English Children’s Camp – Valley Church
Valley Church (Jessica Terpstra’s church 🙂 ) returned in June to lead an English children’s camp. The campers were exposed to basic English skills, such as greetings, numbers, colors and family words. Opportunities to practice the skills were presented in a variety of multi-sensory activities, the favorite of which may have been playing “Twister.”
During the craft time the boys were introduced to some basic woodworking and the girls were taught to crochet rugs from old t-shirts. Some rugs looked a little more like Dr. Seuss hats, but it was an enjoyable learning experience for everyone. The goal is to build on these experiences from year to year.
Children’s Vacation Bible School Camp – Gateway Community Church
Gateway Community Church lead out in our Vacation Bible School for the second year in a row. The focus was on Paul’s Journeys. Along with lots of great learning activities, fun crafts, sports times and engaging interactions with the team, Gateway again mesmerized our children with their drama skills. This year we were introduced to “Arturo the Burro” and his sister, “Guadalupe.”
Preschool Camps –
(So sorry, no pics of this camp at this time! I changed computers and have “lost” a lot of pics. Hopefully this is only temporary.)
Four to six years old had the opportunity to participate in four days of shortened activities. Their experiences were designed around Jesus’ miracles. Perhaps a favorite day for them was when we were talking about the four friends who brought their paralysed friend to Jesus. We were using the children to act out the story and realized that each child wanted to be lowered on a sheet through the “roof.” My patience intern boys lowered child after child as we told the story over and over again. I love working with preschoolers!
Youth Camp – Iglesia Bautista Internacional – JAD
One problem I’ve come to realize is that my village children are getting older! Before we offered camps for 7-12 year olds. However, several 13-17 year olds were trying to convince me that they were still 12 so that they could participate in summer programming. Thus, our youth camps began.
Fifty-six youth (13-17 year olds) signed up for camps this summer. Thirty nine of those were boys. I was quite nervous about how we could provide a quality experience for them. We had two great male interns, but I felt we would need much more help. JAD (Jovenes Andando Differente) the college department of Iglesia Bautista Internacional, a Dominican church in downtown Santo Domingo, came to the rescue. My youth absolutely loved the interaction with the college students and without a doubt, the college students loved the interaction with my youth. Definitely a win-win for all!
We are making plans for the college students to continue partnering with us in future youth activities as well as plugging them into our Super Sabado tutoring program during the next year.

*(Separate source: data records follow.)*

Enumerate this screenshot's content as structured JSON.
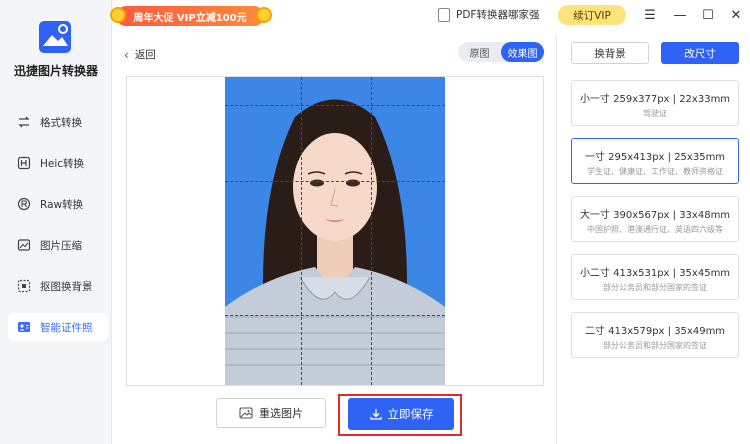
{
  "app": {
    "brand": "迅捷图片转换器"
  },
  "topbar": {
    "promo": "周年大促 VIP立减100元",
    "pdf_link": "PDF转换器哪家强",
    "vip_label": "续订VIP",
    "controls": {
      "menu": "☰",
      "minimize": "—",
      "maximize": "☐",
      "close": "✕"
    }
  },
  "sidebar": {
    "items": [
      {
        "label": "格式转换",
        "icon": "swap-icon"
      },
      {
        "label": "Heic转换",
        "icon": "heic-icon"
      },
      {
        "label": "Raw转换",
        "icon": "raw-icon"
      },
      {
        "label": "图片压缩",
        "icon": "compress-icon"
      },
      {
        "label": "抠图换背景",
        "icon": "cutout-icon"
      },
      {
        "label": "智能证件照",
        "icon": "id-photo-icon",
        "active": true
      }
    ]
  },
  "main": {
    "back_label": "返回",
    "toggle": {
      "original": "原图",
      "effect": "效果图",
      "selected": "effect"
    },
    "reselect_label": "重选图片",
    "save_label": "立即保存"
  },
  "right_panel": {
    "change_bg": "换背景",
    "change_size": "改尺寸",
    "sizes": [
      {
        "title": "小一寸 259x377px | 22x33mm",
        "desc": "驾驶证"
      },
      {
        "title": "一寸 295x413px | 25x35mm",
        "desc": "学生证、健康证、工作证、教师资格证",
        "selected": true
      },
      {
        "title": "大一寸 390x567px | 33x48mm",
        "desc": "中国护照、港澳通行证、英语四六级等"
      },
      {
        "title": "小二寸 413x531px | 35x45mm",
        "desc": "部分公务员和部分国家的签证"
      },
      {
        "title": "二寸 413x579px | 35x49mm",
        "desc": "部分公务员和部分国家的签证"
      }
    ]
  },
  "colors": {
    "accent": "#2f63f6",
    "photo_bg": "#3c86e6",
    "highlight": "#e02b2b",
    "vip": "#ffe27a"
  }
}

In all 176 campers were enrolled in our summer programming. Thanks to Valley Church, Church in the Pines and Lawson Baptist Church, each camper received notebooks, pencils, erasers and small pencil sharpeners to help prepare for the new school year. What a wonderful way to partner with the village families and to promote education!
The End of the Tour

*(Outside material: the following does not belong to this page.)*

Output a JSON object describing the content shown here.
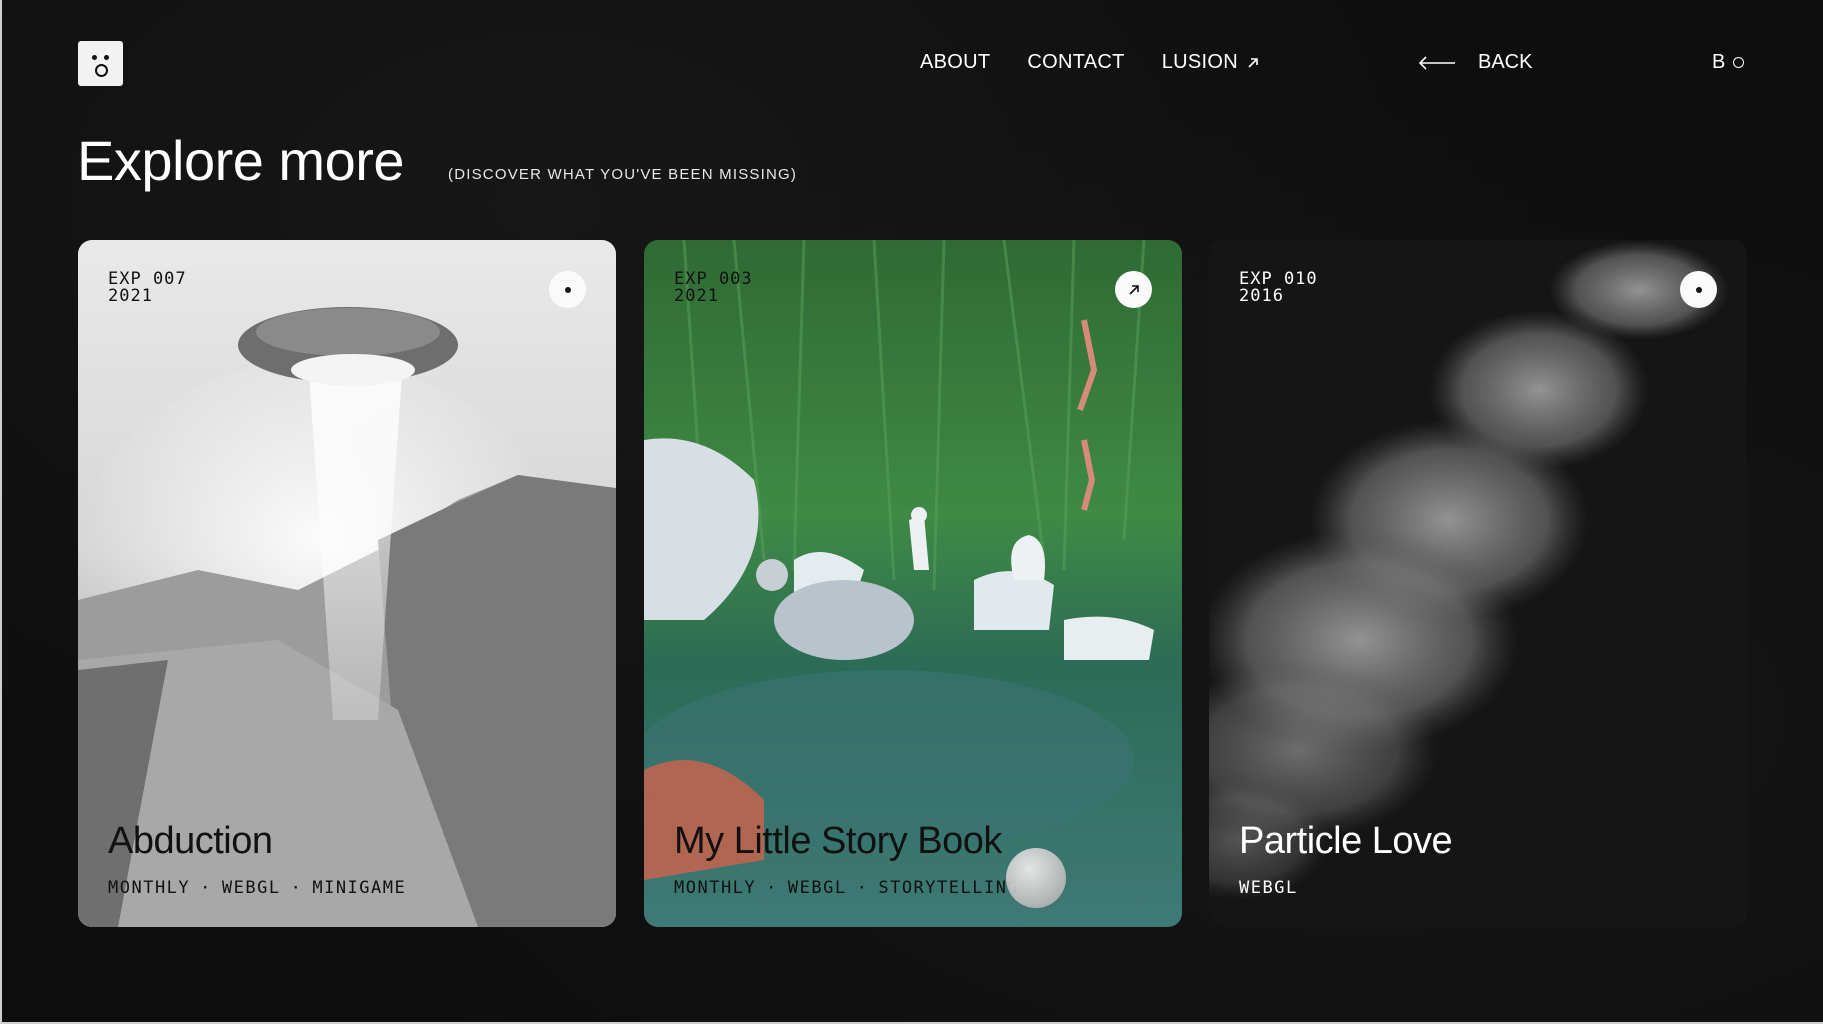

I’ve been in the States since mid September and after one more speaking engagement I’m beginning the journey back home to the DR. It’s been a busy, productive time filled with 50+ different meetings regarding The Cercadillo Project plus our annual face-to-face Cercadillo Advisory Team meeting in Herndon, VA.
Next week I’ll be in Florida to enjoy some downtime at a friend’s beach cottage. I always find it hard to schedule in vacations but am so thankful for the upcoming time to rest, reflect and get refreshed before heading home on the 21st.

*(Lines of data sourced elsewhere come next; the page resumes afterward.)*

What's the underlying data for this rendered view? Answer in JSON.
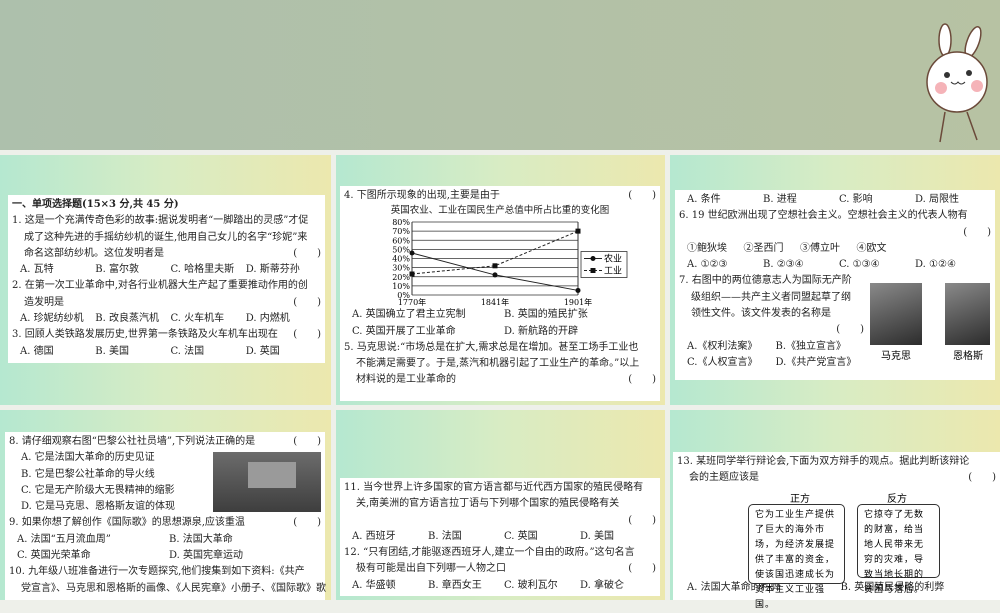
{
  "section_title": "一、单项选择题(15×3 分,共 45 分)",
  "paren": "(　　)",
  "q1": {
    "text": "1. 这是一个充满传奇色彩的故事:据说发明者“一脚踏出的灵感”才促",
    "cont1": "成了这种先进的手摇纺纱机的诞生,他用自己女儿的名字“珍妮”来",
    "cont2": "命名这部纺纱机。这位发明者是",
    "options": [
      "A. 瓦特",
      "B. 富尔敦",
      "C. 哈格里夫斯",
      "D. 斯蒂芬孙"
    ]
  },
  "q2": {
    "text": "2. 在第一次工业革命中,对各行业机器大生产起了重要推动作用的创",
    "cont1": "造发明是",
    "options": [
      "A. 珍妮纺纱机",
      "B. 改良蒸汽机",
      "C. 火车机车",
      "D. 内燃机"
    ]
  },
  "q3": {
    "text": "3. 回顾人类铁路发展历史,世界第一条铁路及火车机车出现在",
    "options": [
      "A. 德国",
      "B. 美国",
      "C. 法国",
      "D. 英国"
    ]
  },
  "q4": {
    "text": "4. 下图所示现象的出现,主要是由于",
    "options": [
      "A. 英国确立了君主立宪制",
      "B. 英国的殖民扩张",
      "C. 英国开展了工业革命",
      "D. 新航路的开辟"
    ]
  },
  "chart_data": {
    "type": "line",
    "title": "英国农业、工业在国民生产总值中所占比重的变化图",
    "categories": [
      "1770年",
      "1841年",
      "1901年"
    ],
    "yticks": [
      "0%",
      "10%",
      "20%",
      "30%",
      "40%",
      "50%",
      "60%",
      "70%",
      "80%"
    ],
    "ylim": [
      0,
      80
    ],
    "series": [
      {
        "name": "农业",
        "values": [
          46,
          22,
          5
        ],
        "style": "solid-circle"
      },
      {
        "name": "工业",
        "values": [
          23,
          32,
          70
        ],
        "style": "dashed-square"
      }
    ],
    "legend": "right"
  },
  "q5": {
    "text": "5. 马克思说:“市场总是在扩大,需求总是在增加。甚至工场手工业也",
    "cont1": "不能满足需要了。于是,蒸汽和机器引起了工业生产的革命。”以上",
    "cont2": "材料说的是工业革命的",
    "options": [
      "A. 条件",
      "B. 进程",
      "C. 影响",
      "D. 局限性"
    ]
  },
  "q6": {
    "text": "6. 19 世纪欧洲出现了空想社会主义。空想社会主义的代表人物有",
    "items": [
      "①鲍狄埃",
      "②圣西门",
      "③傅立叶",
      "④欧文"
    ],
    "options": [
      "A. ①②③",
      "B. ②③④",
      "C. ①③④",
      "D. ①②④"
    ]
  },
  "q7": {
    "text": "7. 右图中的两位德意志人为国际无产阶",
    "cont1": "级组织——共产主义者同盟起草了纲",
    "cont2": "领性文件。该文件发表的名称是",
    "captions": [
      "马克思",
      "恩格斯"
    ],
    "options": [
      "A.《权利法案》",
      "B.《独立宣言》",
      "C.《人权宣言》",
      "D.《共产党宣言》"
    ]
  },
  "q8": {
    "text": "8. 请仔细观察右图“巴黎公社社员墙”,下列说法正确的是",
    "options": [
      "A. 它是法国大革命的历史见证",
      "B. 它是巴黎公社革命的导火线",
      "C. 它是无产阶级大无畏精神的缩影",
      "D. 它是马克思、恩格斯友谊的体现"
    ]
  },
  "q9": {
    "text": "9. 如果你想了解创作《国际歌》的思想源泉,应该重温",
    "options": [
      "A. 法国“五月流血周”",
      "B. 法国大革命",
      "C. 英国光荣革命",
      "D. 英国宪章运动"
    ]
  },
  "q10": {
    "text": "10. 九年级八班准备进行一次专题探究,他们搜集到如下资料:《共产",
    "cont1": "党宣言》、马克思和恩格斯的画像、《人民宪章》小册子、《国际歌》歌"
  },
  "q11": {
    "text": "11. 当今世界上许多国家的官方语言都与近代西方国家的殖民侵略有",
    "cont1": "关,南美洲的官方语言拉丁语与下列哪个国家的殖民侵略有关",
    "options": [
      "A. 西班牙",
      "B. 法国",
      "C. 英国",
      "D. 美国"
    ]
  },
  "q12": {
    "text": "12. “只有团结,才能驱逐西班牙人,建立一个自由的政府。”这句名言",
    "cont1": "极有可能是出自下列哪一人物之口",
    "options": [
      "A. 华盛顿",
      "B. 章西女王",
      "C. 玻利瓦尔",
      "D. 拿破仑"
    ]
  },
  "q13": {
    "text": "13. 某班同学举行辩论会,下面为双方辩手的观点。据此判断该辩论",
    "cont1": "会的主题应该是",
    "pro_label": "正方",
    "con_label": "反方",
    "pro": "它为工业生产提供了巨大的海外市场，为经济发展提供了丰富的资金，使该国迅速成长为资本主义工业强国。",
    "con": "它掠夺了无数的财富，给当地人民带来无穷的灾难，导致当地长期的贫困与落后。",
    "options": [
      "A. 法国大革命的利弊",
      "B. 英国殖民侵略的利弊"
    ]
  }
}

I’m eager to get back to the people I’ve spoken of so often. I am returning very encouraged by the number of individuals and groups who have been connected to or are starting to connect with the project. I continue to be in awe of everything that is unfolding in a little forgotten village named Cercadillo. Thank you to all who partner in this endeavor.